Height: 34 feet
Construction: Cast iron
Lens: Plastic optical system
Characteristics: Two red flashes every five (5) seconds
Range: 6 nautical miles, higher intensity beam seaward
Fog signal: One (1) blast every 15 seconds (2 second blast). Radio activated (via MRASS) and lasts 60 minutes.
(Source US Coast Guard Light List _V1_2019 Page 112)
Bug Light, (officially known as Duxbury Pier Light, or, fondly, “The Bug”) was first lit on September 15, 1871, it was installed to protect mariners from the dangerous shoal off Saquish Head.
In truth, the lighthouse is neither in Duxbury nor is it on a pier. In 1813, a stone pier was erected near where Bug Light is today. It was twelve feet square at the bottom, and eighteen feet high, six feet above the water at high tide. The lighthouse’s closeness to the pier and to the town of Duxbury is probably how it came to be officially named Duxbury Pier Light. The picture included shows both the original lighthouse and the pier close by. The pier no longer exists but the pile of riprap it stood on remains.
Bug Light was the first cast-iron caisson style lighthouse built in the United States. Its light stands 35’ above high tide. The lighthouse contains four levels that include living quarters, sleeping quarters, a watchroom, and a lantern room.
The lantern room at the top held a fourth order Fresnel lens. A red glass shade inside made its beam bright red.
Improvements were made to The Bug over time, including:
- Adding 100 tons of stones around the base in 1886, and another 175 tons in 1890
- Building a catwalk with a roof in 1897
- Installing a 700 gallon cistern in 1900
- Adding a fog bell in 1902
In 1964, the operation of the lighthouse was automated. The Fresnel lens was replaced with a plastic optical system, with a signal of two red flashes every 5 seconds.
By this time a fog horn had been installed on Bug Light, producing a blast every 15 seconds. Residents in Duxbury, Kingston, and Plymouth can still hear the reassuring sound of the horn on a foggy night, even though they are miles away from it.
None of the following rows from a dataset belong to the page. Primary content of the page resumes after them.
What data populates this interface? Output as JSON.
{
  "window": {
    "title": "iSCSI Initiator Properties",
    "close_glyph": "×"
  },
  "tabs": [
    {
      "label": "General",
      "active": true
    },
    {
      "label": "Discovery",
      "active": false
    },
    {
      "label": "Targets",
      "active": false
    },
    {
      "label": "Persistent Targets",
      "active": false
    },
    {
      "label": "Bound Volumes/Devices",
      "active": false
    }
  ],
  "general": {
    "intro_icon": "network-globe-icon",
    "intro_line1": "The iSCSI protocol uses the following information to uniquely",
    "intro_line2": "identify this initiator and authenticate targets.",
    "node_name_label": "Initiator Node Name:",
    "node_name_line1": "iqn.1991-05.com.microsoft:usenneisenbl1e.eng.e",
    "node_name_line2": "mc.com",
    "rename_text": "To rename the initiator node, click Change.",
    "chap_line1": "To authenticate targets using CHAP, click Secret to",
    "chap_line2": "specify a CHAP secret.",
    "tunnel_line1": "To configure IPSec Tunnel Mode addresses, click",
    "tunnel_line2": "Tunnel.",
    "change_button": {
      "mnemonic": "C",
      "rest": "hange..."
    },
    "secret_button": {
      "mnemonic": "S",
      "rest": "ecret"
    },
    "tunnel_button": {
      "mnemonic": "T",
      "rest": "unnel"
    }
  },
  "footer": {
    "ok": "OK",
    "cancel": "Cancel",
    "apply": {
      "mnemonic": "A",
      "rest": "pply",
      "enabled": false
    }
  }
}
In 1983, due to vandalism and the deteriorated condition of the Bug, the Coast Guard announced its plan to replace it with a light atop a pole.
In response, a group of concerned residents who did not want to lose this treasured lighthouse formed Project Bug Light to save it. Under licenses from the Coast Guard, a salty band of volunteers has preserved the Bug for over 30 years.